YOUR TASK
For each line below that holds the word "Parcourir", make a copy.

══════════════════════════════

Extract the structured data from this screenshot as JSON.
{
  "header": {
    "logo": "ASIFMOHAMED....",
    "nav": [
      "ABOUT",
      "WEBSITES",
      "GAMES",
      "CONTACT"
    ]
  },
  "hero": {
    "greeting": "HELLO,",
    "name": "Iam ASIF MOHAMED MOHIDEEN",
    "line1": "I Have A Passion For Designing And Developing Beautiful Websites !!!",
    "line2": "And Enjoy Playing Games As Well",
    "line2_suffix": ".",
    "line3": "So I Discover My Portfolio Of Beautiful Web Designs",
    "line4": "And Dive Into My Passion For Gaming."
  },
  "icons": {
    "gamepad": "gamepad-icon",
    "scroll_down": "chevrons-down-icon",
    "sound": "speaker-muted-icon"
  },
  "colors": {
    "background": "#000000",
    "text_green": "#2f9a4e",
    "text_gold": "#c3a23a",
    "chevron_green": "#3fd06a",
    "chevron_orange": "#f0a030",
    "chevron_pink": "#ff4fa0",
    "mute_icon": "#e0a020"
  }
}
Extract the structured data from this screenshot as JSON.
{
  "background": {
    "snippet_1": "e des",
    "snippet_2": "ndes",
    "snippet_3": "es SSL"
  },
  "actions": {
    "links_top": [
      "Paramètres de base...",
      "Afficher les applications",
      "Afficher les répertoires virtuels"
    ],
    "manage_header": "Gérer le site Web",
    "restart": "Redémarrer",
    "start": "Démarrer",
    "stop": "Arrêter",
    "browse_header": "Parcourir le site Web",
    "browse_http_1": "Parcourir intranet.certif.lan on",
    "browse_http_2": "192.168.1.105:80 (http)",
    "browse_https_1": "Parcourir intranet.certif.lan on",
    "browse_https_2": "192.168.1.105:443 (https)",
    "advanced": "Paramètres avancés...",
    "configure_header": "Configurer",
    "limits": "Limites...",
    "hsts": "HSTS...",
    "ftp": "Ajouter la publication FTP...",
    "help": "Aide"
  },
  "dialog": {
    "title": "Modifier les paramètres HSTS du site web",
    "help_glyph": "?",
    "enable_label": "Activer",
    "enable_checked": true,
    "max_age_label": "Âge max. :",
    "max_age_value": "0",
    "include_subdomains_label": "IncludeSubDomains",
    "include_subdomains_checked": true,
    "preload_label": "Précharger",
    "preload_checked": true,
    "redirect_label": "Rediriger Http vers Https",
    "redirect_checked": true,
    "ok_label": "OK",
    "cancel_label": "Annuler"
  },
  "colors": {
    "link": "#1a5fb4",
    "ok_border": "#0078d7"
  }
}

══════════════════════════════

ANSWER TO THIS TASK
    "browse_header": "Parcourir le site Web",
    "browse_http_1": "Parcourir intranet.certif.lan on",
    "browse_https_1": "Parcourir intranet.certif.lan on",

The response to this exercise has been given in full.